York in late November, this time at the Lambs Theatre, where the
show is still running.
One of the most extraordinary New York success stories of them
all is the gay comedy with nudity, "Party," and it inspires the
most poignant confessional. The show has been a surprise miracle
since its inception.
Says author-director David Dillon, "At no stage of the preparation
did I ever dream `Party' would be the thing that took me to New
In the fall of 1992, Bailiwick Repertory asked Dillon--an actor-producer-director
knocking about town for more than a decade--to stage a gay-themed
play. He read 30 scripts and found them "all about illness and
death and rejection and how painful it was to be gay. Nobody was
saying it could be fabulous."
He wrote his own play, it opened, and it kept getting extended.
It didn't close until New Year's Eve, 1994.
Meanwhile, Chicago producer-director Leavitt, whose New York
contacts include playwright Neil Simon, took an interest. It opened
after a year of talks last year in the Douglas Fairbanks Theatre

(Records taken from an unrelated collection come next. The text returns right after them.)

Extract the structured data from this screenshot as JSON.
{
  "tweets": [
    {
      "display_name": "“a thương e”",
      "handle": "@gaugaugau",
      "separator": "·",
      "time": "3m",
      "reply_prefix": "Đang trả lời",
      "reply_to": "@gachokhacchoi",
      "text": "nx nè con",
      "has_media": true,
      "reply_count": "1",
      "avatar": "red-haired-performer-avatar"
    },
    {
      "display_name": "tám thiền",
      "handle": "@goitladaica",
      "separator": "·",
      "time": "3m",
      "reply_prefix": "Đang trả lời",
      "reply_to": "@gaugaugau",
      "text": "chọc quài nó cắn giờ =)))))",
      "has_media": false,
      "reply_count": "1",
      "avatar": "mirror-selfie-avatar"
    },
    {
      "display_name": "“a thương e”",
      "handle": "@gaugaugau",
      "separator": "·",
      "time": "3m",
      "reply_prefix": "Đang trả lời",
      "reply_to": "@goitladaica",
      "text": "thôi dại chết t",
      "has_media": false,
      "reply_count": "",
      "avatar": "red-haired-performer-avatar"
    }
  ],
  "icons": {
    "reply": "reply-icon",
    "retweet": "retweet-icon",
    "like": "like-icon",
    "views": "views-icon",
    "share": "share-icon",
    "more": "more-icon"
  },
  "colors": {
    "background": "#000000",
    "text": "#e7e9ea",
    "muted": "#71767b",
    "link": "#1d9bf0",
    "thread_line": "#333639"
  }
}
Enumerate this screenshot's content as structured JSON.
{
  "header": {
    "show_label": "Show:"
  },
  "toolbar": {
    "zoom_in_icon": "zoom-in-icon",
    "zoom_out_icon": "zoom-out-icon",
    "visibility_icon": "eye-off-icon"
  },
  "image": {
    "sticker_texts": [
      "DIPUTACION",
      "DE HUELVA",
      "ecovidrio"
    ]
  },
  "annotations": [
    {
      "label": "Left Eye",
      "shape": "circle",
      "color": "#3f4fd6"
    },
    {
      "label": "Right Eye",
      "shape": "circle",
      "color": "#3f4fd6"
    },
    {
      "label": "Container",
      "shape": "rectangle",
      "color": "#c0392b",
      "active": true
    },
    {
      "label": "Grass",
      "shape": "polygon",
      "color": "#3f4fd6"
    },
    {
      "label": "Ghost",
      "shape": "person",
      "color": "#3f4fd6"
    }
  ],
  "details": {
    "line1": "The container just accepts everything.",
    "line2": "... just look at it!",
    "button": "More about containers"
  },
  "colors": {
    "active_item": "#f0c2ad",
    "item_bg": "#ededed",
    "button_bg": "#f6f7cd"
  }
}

off-Broadway, earning a "what-a-delightful-surprise" New York
"Party" became as big a hit in New York as Chicago. The show's
still running, there's a Los Angeles company now, with plans for
Detroit and even a French translation and a movie. Dillon says
the transfer "cost way below $1 million."
Consequently, Dillon is now an established national playwright.
"I'd warn anybody, `Be careful what you wish for.' You may get
it, and it's never what you think. It has been hard. We were in
Chicago for so long, we lived as a family here. All of a sudden
we're off-Broadway, and we've become industrialized. It's a business,
no longer a group of people who love each other and care about
what they're trying to say.
"There's more pressure. There are something like six or seven
producers above the title.
uccess is strange. You don't feel it and see it as it's happening.
You're aware of it, because so many more people know your work.
But on a day to day basis, nothing changes."
More than anything, "Party" is the story of the bizarre series
of coincidences and serendipity that any move to New York--that
any show business success--involves.
"I often wonder, if just one of those 30 scripts had struck
my fancy," Dillon says. "Or if it just hadn't happened that I'd
been to a party the year before, where a bunch of us played `Truth
or Dare' (which became the plot of `Party'). It all just fell
into my lap, as if by accident."